Gabe Garrison & Paige England
Buffalo High School

Abstract

In this lab, the Beer-Lambert Law is tested by using a spectrophotometer. This is a quick and easier way to determine the concentration of a solution.

Keywords: Beer-Lambert Law, Spectrophotometer, concentration

Beer-Lambert Law

The Beer-Lambert-Law states that there is a direct correlation between the concentration of the absorbing molecule, the distance the light travels, and the degree to which the molecules absorb light. It states that: A=a (lambda) bc (A equals total absorbance), a (lambda) is the absorptive coefficient, b is the distance the light travels through the substance and c is the concentration. It is possible to determine the concentration of a solution using a spectrophotometer. It has two advantages: capable of transmitting monochromatic light through a solution and it allows for a standard paralength (b) for all tested samples. By standardizing the distance light travels (b) and limiting the light exposure to a single wavelength, concentration can be determined experimentally. Method

Participants

The participants in this activity were the students of the Buffalo High School Biochemistry class.

Materials

In this experiment, the materials used were 0.1M ferric Chloride Solution, ascorbic acid, 10 phenanthroline solution, acetate buffer solution, 100mm test tubes, spectrophotometer, cuvettes, 5mL volumetric pipettes, droppers, 1mL volumetric pipettes, safety goggles, rubber gloves, and aprons. Procedure

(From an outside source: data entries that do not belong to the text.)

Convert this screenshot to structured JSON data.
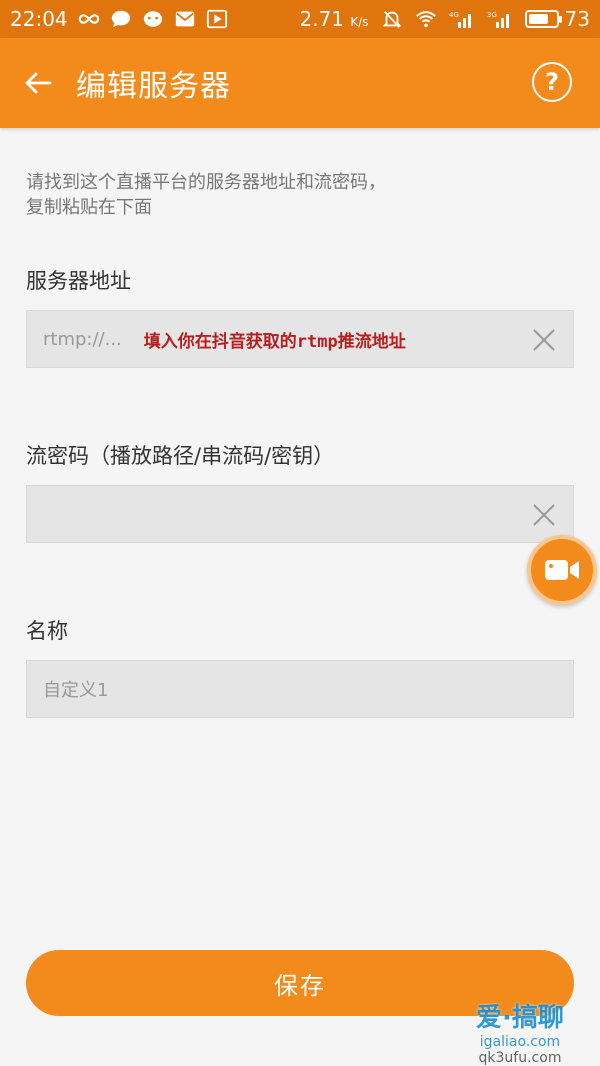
{
  "status_bar": {
    "time": "22:04",
    "net_speed": "2.71",
    "net_unit": "K/s",
    "signal_1": "4G",
    "signal_2": "3G",
    "battery": "73",
    "battery_level_percent": 73
  },
  "app_bar": {
    "title": "编辑服务器",
    "help_label": "?"
  },
  "instruction": {
    "line1": "请找到这个直播平台的服务器地址和流密码，",
    "line2": "复制粘贴在下面"
  },
  "fields": {
    "server": {
      "label": "服务器地址",
      "value": "rtmp://...",
      "annotation": "填入你在抖音获取的rtmp推流地址"
    },
    "stream_key": {
      "label": "流密码（播放路径/串流码/密钥）",
      "value": ""
    },
    "name": {
      "label": "名称",
      "value": "自定义1"
    }
  },
  "save_label": "保存",
  "watermark": {
    "main": "爱·搞聊",
    "sub": "igaliao.com",
    "sub2": "qk3ufu.com"
  },
  "colors": {
    "status_bar": "#e0740d",
    "app_bar": "#f28a1c",
    "accent": "#f28a1c",
    "annotation": "#b81e1e"
  }
}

Label six test tubes (1 through 5 and B for blank). A series of 5 test solutions of Ferric Chloride are made by serial dilution. Dilute 1Ml of the stock Ferric Chloride to 10 mL with de-ionized water to make a 0.01M solution. Place 1mL of the 0.01M Ferric Chloride solution in the first test tube...